● Saved entries
Content starts
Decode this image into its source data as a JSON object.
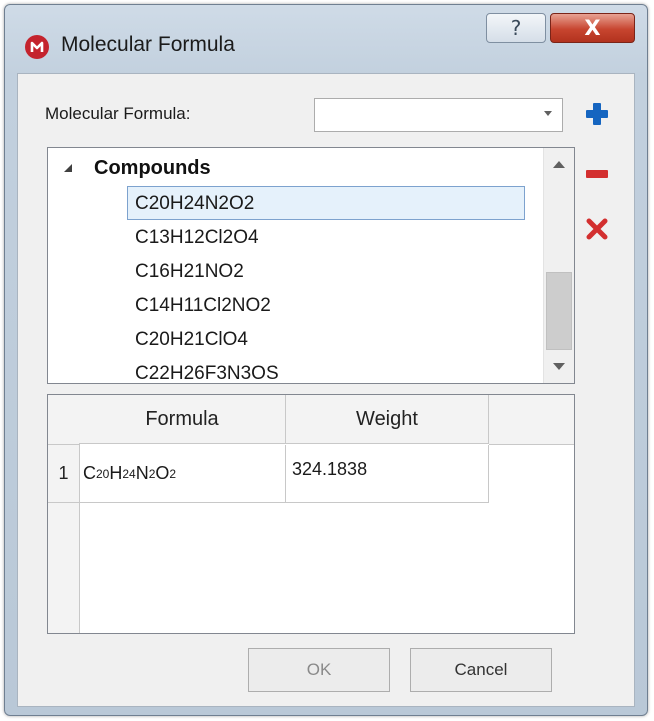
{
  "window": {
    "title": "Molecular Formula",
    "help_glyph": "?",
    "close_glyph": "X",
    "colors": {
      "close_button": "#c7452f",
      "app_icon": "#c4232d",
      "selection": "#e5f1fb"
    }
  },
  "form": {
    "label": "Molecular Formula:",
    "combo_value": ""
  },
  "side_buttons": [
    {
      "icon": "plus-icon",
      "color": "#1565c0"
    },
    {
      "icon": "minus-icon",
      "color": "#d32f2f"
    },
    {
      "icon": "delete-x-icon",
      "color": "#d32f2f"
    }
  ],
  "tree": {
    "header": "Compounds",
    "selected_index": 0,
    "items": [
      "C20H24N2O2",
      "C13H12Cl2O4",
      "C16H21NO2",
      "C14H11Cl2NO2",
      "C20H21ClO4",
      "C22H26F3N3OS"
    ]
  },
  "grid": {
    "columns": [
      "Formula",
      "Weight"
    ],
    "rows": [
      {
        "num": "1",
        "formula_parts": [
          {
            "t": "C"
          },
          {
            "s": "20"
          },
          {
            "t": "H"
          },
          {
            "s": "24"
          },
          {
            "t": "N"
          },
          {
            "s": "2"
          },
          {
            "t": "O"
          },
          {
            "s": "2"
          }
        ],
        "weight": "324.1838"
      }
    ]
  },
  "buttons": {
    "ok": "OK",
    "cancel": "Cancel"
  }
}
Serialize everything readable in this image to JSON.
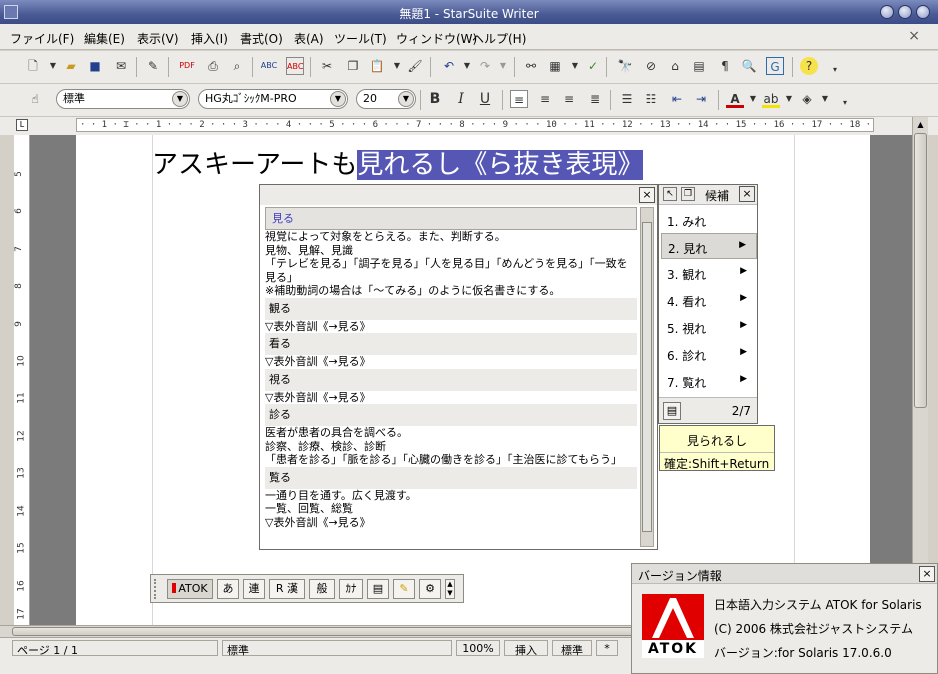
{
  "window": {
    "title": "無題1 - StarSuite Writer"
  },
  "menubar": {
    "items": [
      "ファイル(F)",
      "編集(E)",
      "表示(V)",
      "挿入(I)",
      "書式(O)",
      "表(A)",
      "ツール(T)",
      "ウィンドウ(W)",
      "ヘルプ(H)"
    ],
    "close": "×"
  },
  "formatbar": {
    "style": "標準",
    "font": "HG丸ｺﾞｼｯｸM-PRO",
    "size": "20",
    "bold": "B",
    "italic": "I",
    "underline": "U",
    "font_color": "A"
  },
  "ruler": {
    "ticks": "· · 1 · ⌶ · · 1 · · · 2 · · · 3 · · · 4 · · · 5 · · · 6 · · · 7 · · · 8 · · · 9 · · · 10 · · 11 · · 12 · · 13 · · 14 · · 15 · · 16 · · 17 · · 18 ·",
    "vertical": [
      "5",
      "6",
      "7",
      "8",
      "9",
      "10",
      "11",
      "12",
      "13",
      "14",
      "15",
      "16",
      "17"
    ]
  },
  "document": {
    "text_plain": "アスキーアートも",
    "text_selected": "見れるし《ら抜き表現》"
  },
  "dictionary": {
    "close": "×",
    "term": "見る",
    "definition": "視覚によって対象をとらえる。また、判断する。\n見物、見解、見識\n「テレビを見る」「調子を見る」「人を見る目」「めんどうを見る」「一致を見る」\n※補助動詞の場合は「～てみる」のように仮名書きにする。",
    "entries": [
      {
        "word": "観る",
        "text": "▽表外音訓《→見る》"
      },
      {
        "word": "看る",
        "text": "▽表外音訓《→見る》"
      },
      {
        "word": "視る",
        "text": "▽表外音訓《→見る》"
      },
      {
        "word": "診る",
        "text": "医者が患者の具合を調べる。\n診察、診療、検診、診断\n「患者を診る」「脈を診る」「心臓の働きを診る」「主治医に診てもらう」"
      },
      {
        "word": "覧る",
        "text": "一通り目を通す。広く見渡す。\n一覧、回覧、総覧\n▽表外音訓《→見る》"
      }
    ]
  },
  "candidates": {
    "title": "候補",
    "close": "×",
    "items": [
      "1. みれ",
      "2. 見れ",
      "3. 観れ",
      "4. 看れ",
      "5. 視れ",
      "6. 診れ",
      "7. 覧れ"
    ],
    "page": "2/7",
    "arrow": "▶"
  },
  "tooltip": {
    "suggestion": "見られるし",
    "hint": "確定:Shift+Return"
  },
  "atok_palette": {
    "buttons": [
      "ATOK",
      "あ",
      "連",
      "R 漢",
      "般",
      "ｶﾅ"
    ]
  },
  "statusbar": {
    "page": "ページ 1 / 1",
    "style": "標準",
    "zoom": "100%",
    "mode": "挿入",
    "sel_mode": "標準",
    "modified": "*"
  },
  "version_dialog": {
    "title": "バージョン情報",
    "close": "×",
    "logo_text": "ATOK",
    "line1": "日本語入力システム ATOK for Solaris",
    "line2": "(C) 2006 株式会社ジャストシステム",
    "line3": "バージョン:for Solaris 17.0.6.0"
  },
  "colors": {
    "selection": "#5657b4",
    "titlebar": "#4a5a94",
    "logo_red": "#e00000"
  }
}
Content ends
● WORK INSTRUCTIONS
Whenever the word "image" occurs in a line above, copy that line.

● THE ANSWER
Decode this image into its source data as a JSON object.
Serialize everything readable in this image to JSON.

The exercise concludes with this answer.